PROVIDED RECORDS:
════
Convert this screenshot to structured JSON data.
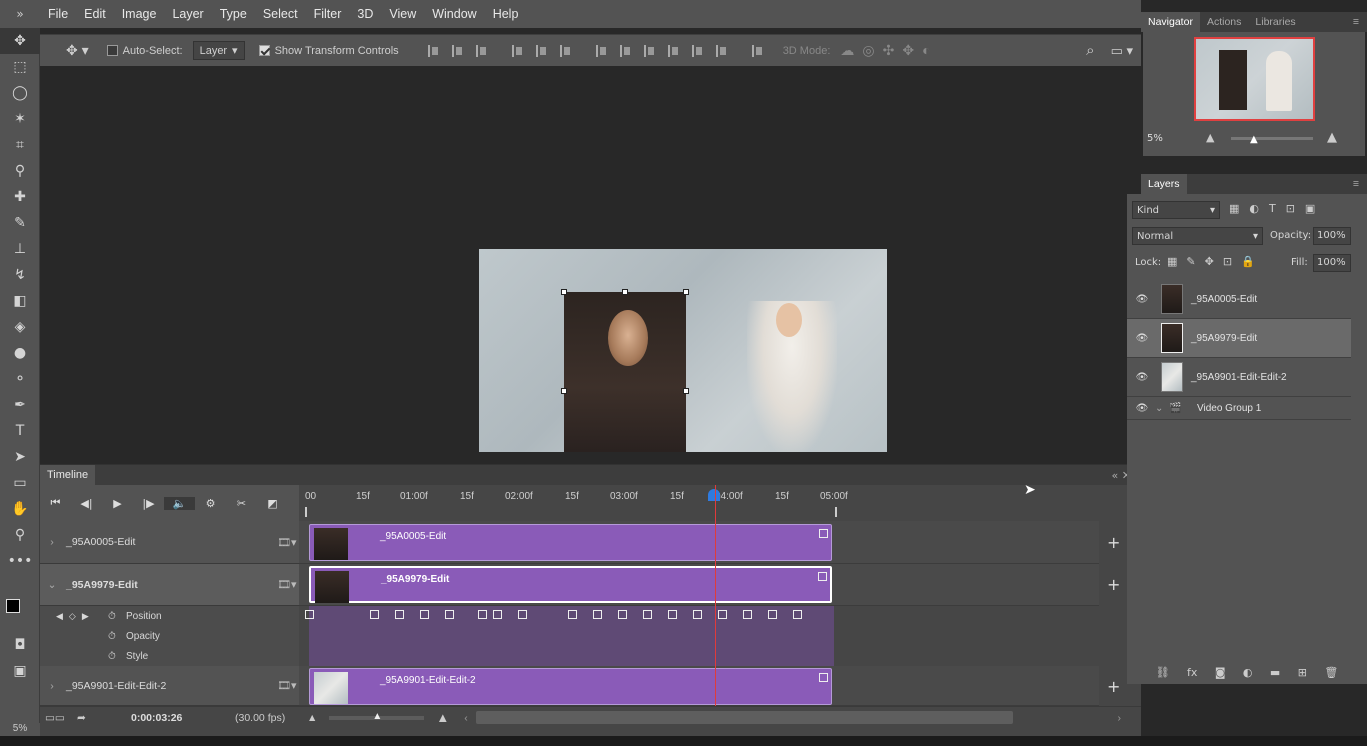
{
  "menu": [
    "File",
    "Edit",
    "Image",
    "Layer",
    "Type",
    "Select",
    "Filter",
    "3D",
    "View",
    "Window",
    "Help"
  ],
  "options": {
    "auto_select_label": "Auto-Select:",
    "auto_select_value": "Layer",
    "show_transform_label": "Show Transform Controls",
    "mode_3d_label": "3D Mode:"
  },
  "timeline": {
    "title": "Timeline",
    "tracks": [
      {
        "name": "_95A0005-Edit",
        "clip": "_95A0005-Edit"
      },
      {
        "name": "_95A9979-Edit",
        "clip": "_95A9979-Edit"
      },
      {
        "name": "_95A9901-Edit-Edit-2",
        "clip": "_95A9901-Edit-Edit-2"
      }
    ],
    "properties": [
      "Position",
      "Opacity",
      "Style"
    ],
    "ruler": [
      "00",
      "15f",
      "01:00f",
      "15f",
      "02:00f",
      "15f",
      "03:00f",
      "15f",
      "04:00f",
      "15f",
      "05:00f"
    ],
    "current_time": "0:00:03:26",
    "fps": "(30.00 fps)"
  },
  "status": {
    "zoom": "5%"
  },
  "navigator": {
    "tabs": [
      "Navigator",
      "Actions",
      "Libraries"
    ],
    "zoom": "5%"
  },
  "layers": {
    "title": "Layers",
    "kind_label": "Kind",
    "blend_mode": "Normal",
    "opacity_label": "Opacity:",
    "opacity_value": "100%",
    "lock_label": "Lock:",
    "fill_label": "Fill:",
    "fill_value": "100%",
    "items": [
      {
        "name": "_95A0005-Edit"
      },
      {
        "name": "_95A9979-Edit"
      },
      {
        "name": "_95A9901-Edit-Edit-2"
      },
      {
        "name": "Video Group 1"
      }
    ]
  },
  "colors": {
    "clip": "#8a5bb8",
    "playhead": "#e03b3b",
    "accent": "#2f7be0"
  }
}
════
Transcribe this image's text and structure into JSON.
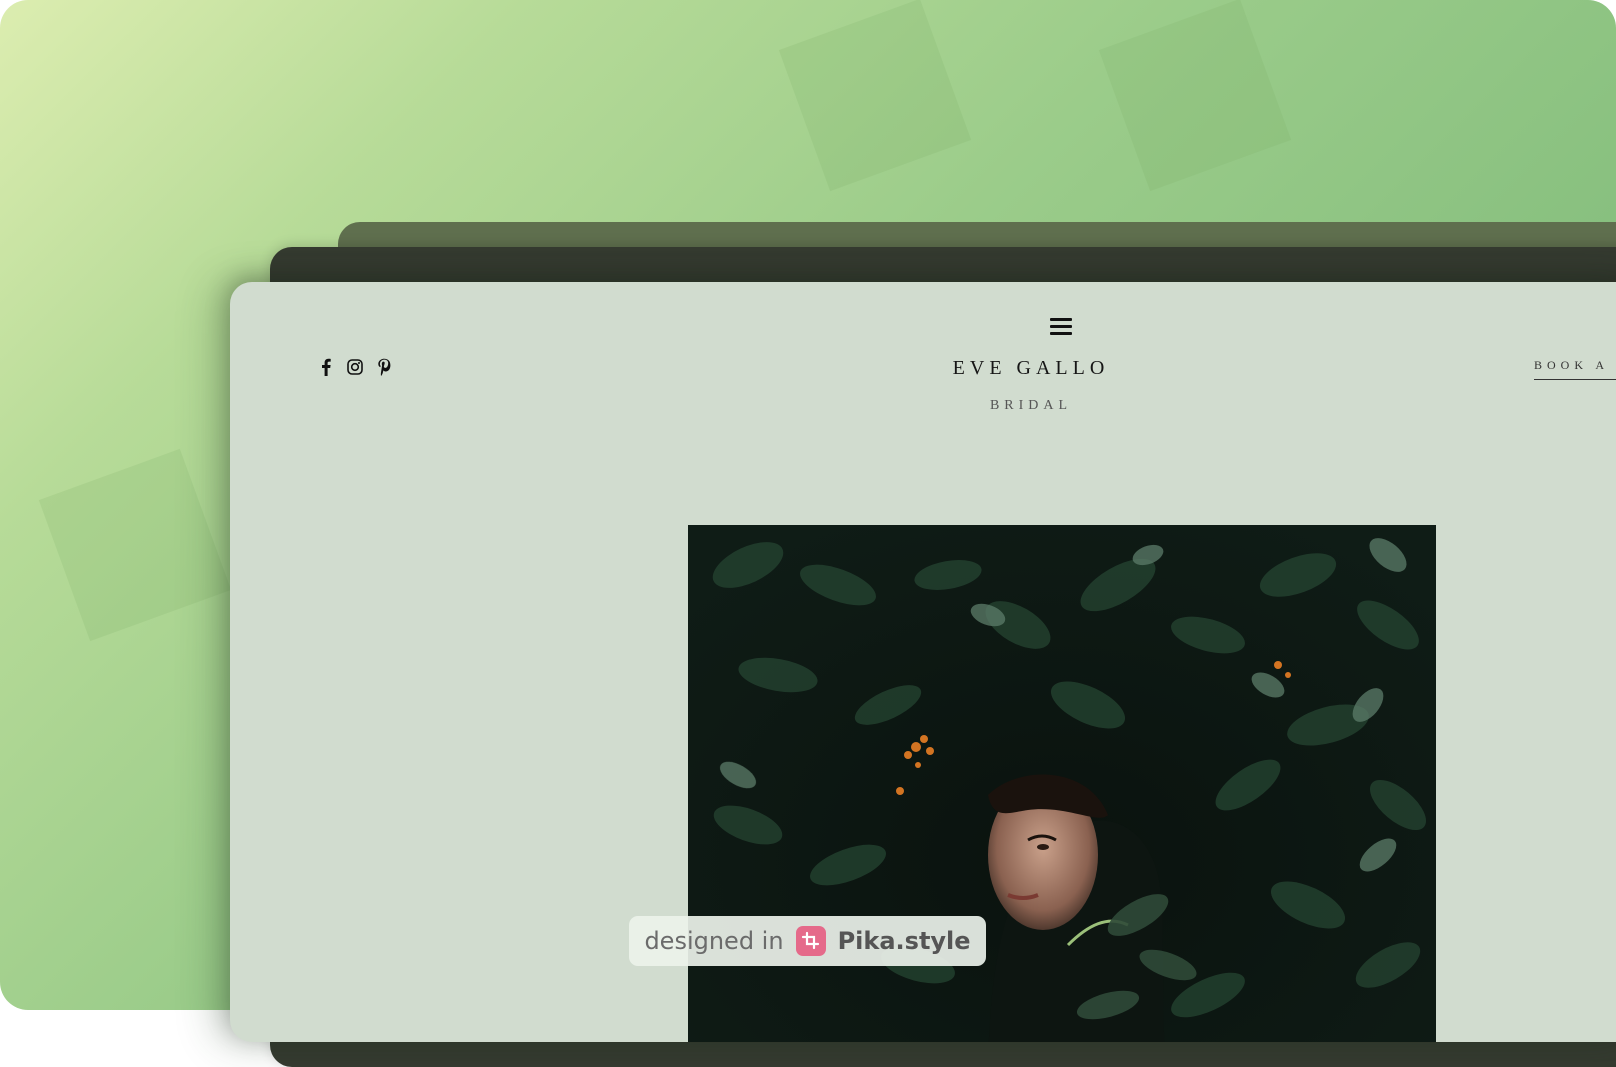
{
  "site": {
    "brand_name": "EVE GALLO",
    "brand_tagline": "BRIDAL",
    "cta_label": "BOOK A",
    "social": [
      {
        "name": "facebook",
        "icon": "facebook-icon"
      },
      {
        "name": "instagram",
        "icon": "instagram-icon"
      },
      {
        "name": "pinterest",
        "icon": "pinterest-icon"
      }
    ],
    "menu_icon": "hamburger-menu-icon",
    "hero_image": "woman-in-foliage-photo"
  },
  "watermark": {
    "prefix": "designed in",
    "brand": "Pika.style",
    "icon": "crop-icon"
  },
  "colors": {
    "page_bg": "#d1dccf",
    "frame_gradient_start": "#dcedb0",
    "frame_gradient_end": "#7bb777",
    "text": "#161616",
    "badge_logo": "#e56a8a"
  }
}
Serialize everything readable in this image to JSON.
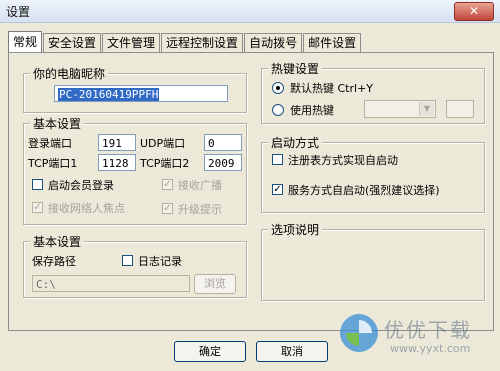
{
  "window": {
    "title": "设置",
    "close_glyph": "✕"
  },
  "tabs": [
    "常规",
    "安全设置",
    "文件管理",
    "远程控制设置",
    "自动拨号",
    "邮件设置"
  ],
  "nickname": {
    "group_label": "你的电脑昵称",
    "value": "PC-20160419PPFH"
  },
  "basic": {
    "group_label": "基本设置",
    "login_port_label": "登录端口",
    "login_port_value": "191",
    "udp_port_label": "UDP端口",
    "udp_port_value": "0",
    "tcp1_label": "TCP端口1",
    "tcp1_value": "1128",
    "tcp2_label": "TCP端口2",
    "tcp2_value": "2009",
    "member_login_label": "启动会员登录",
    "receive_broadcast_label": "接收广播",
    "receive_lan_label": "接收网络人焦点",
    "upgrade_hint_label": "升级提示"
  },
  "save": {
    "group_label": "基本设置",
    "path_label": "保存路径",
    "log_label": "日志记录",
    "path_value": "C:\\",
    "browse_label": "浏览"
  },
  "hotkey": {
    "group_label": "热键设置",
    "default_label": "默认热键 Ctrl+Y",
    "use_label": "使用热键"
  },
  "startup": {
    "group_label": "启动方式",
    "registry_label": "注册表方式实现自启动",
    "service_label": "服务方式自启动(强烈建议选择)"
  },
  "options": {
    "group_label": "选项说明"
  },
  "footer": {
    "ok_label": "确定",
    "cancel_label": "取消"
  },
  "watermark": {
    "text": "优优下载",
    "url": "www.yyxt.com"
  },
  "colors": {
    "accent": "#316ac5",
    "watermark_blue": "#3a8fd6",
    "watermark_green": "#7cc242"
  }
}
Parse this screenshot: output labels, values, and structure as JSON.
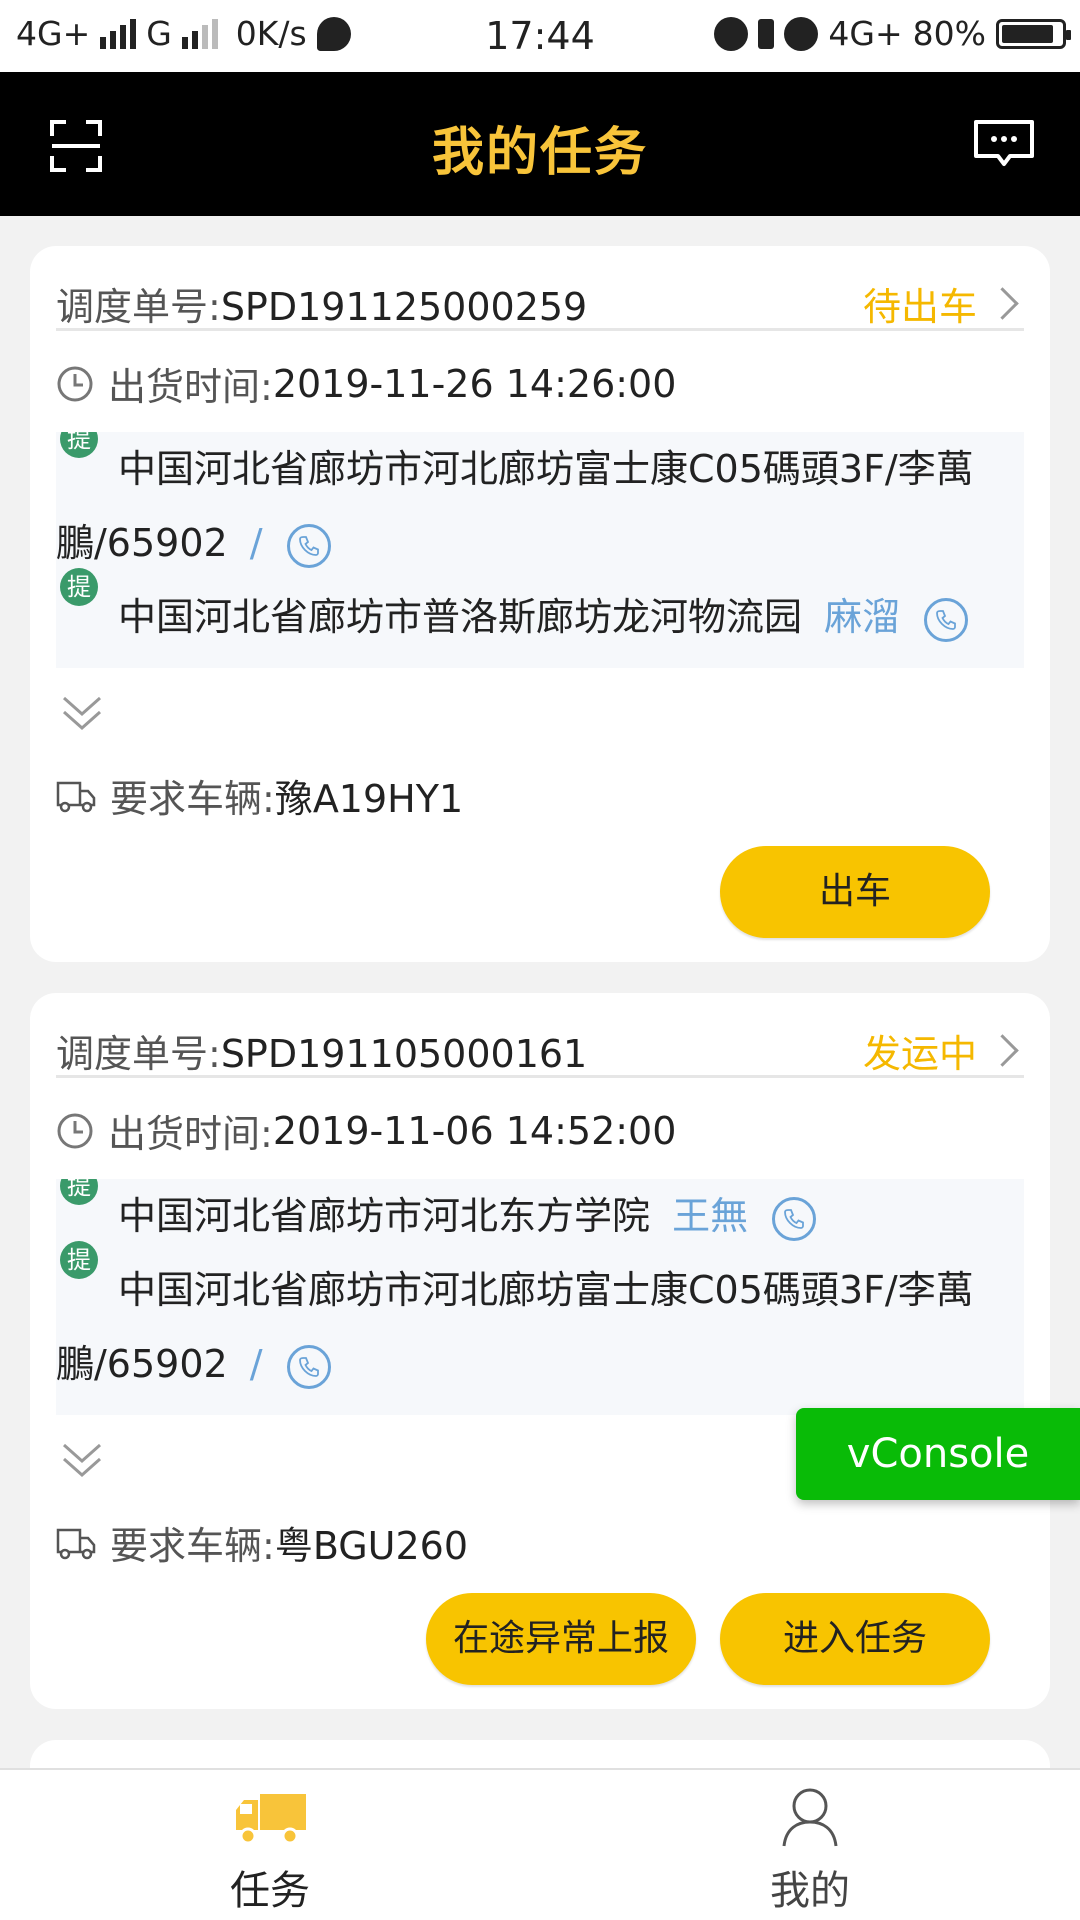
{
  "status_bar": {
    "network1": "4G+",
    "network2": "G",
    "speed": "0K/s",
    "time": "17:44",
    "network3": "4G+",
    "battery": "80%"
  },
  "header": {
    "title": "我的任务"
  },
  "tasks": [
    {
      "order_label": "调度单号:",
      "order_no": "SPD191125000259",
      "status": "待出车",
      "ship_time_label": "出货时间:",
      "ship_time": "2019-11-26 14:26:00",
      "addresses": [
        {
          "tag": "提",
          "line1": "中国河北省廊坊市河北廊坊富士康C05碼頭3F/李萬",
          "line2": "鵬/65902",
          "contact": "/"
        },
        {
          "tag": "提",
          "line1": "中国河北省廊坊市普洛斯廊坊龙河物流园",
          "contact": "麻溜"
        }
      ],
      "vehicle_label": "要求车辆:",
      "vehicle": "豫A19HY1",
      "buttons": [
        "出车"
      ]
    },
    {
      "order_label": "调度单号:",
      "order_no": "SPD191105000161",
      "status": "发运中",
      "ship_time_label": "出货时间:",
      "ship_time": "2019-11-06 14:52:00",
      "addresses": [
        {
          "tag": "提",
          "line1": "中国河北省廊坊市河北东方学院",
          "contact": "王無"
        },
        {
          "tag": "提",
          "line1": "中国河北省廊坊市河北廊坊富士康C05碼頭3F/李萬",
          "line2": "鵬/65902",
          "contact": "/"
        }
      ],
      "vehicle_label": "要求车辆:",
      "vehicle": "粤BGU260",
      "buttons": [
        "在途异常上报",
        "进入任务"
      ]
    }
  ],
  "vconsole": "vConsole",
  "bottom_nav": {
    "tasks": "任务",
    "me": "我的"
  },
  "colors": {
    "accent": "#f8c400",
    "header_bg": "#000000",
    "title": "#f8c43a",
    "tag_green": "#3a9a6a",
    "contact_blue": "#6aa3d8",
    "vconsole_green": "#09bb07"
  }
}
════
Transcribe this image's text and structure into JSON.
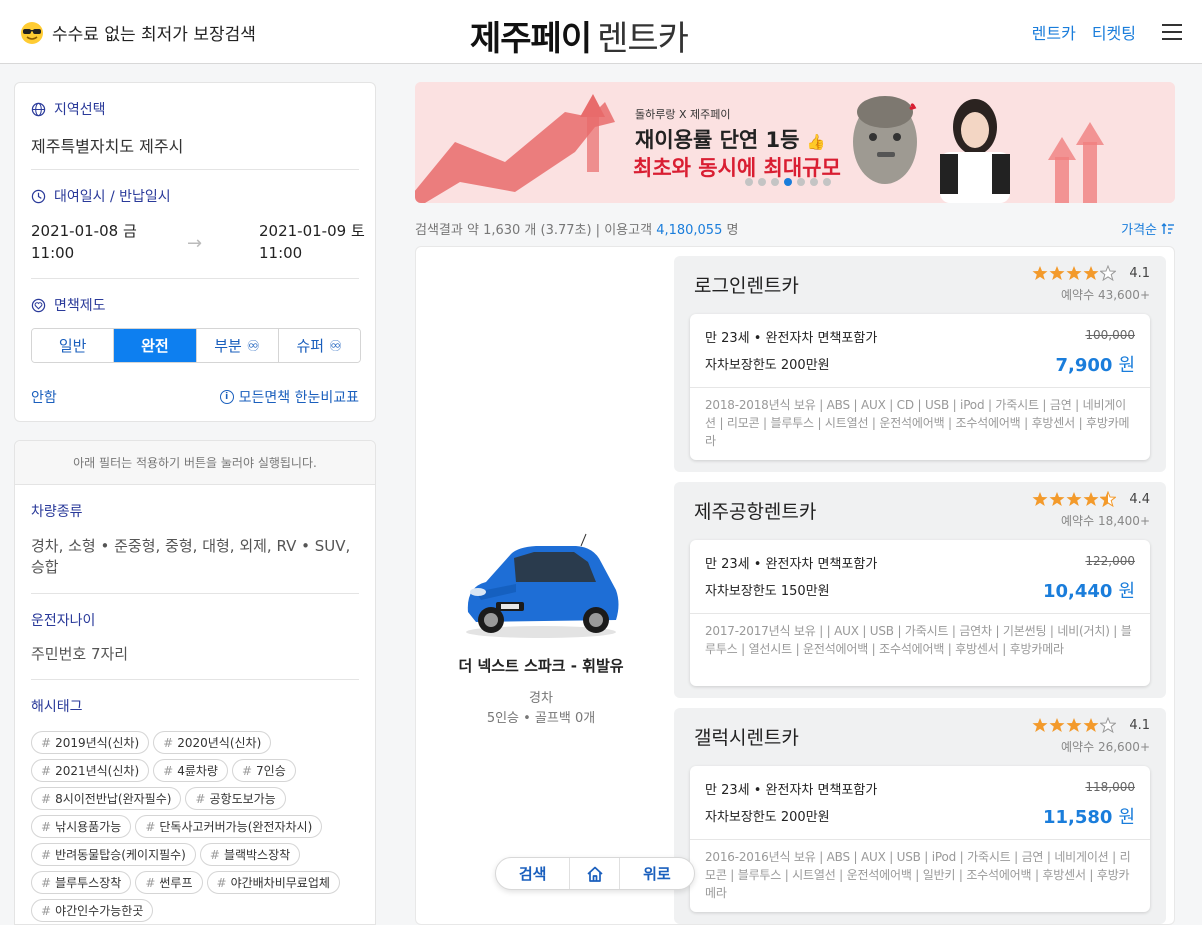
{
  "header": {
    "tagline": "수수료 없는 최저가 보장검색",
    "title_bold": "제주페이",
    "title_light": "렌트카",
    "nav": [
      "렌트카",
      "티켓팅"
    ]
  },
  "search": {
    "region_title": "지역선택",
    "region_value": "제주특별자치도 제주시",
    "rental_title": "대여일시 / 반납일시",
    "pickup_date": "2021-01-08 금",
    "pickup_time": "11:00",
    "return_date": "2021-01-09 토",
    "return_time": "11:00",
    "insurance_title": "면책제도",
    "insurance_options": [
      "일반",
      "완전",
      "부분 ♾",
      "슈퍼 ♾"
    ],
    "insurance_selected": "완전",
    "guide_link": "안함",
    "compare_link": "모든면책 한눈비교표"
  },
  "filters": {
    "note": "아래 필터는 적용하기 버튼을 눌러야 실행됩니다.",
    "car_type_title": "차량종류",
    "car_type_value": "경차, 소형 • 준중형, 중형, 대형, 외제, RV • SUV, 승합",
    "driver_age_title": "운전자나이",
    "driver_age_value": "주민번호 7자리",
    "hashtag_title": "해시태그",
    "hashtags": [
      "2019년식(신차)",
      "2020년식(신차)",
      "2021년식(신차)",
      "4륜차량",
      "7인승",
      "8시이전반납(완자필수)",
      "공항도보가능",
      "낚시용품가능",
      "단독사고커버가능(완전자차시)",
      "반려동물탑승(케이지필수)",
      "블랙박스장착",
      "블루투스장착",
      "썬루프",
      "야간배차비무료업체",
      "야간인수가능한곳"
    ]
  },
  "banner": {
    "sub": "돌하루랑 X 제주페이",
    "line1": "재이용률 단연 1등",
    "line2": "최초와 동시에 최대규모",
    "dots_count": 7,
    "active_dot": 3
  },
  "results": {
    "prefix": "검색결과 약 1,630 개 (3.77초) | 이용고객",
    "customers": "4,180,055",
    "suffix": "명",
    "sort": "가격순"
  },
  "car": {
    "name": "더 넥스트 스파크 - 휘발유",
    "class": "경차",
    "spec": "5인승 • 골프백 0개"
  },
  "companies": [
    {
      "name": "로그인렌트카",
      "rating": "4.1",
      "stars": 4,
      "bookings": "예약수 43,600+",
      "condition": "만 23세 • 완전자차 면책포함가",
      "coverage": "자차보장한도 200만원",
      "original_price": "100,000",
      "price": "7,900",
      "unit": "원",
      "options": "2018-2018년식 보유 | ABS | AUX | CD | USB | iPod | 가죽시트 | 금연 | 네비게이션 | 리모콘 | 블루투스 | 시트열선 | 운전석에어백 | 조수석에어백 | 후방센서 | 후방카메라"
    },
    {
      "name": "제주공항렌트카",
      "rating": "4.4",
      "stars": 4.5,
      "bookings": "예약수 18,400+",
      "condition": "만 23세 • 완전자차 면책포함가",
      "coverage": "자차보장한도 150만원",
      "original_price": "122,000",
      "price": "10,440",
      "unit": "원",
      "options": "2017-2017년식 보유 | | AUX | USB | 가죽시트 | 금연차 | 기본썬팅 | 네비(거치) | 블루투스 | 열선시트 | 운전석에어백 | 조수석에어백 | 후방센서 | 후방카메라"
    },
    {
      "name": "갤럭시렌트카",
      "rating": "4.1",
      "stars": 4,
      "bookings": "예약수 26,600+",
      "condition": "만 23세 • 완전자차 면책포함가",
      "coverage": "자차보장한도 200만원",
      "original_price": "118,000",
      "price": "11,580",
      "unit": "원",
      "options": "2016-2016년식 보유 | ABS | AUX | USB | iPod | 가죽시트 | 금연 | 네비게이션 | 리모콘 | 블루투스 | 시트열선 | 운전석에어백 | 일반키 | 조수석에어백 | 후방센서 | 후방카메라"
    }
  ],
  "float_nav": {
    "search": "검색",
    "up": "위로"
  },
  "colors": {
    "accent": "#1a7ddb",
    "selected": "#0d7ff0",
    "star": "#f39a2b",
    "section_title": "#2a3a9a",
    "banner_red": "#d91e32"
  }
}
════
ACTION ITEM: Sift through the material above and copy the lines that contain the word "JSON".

SOLUTION FOR THIS TASK:
Convert this screenshot to structured JSON data.
Transcribe this image's text and structure into JSON.
Serialize everything readable in this image to JSON.
Parse this screenshot: output labels, values, and structure as JSON.
Transcribe this image's text and structure into JSON.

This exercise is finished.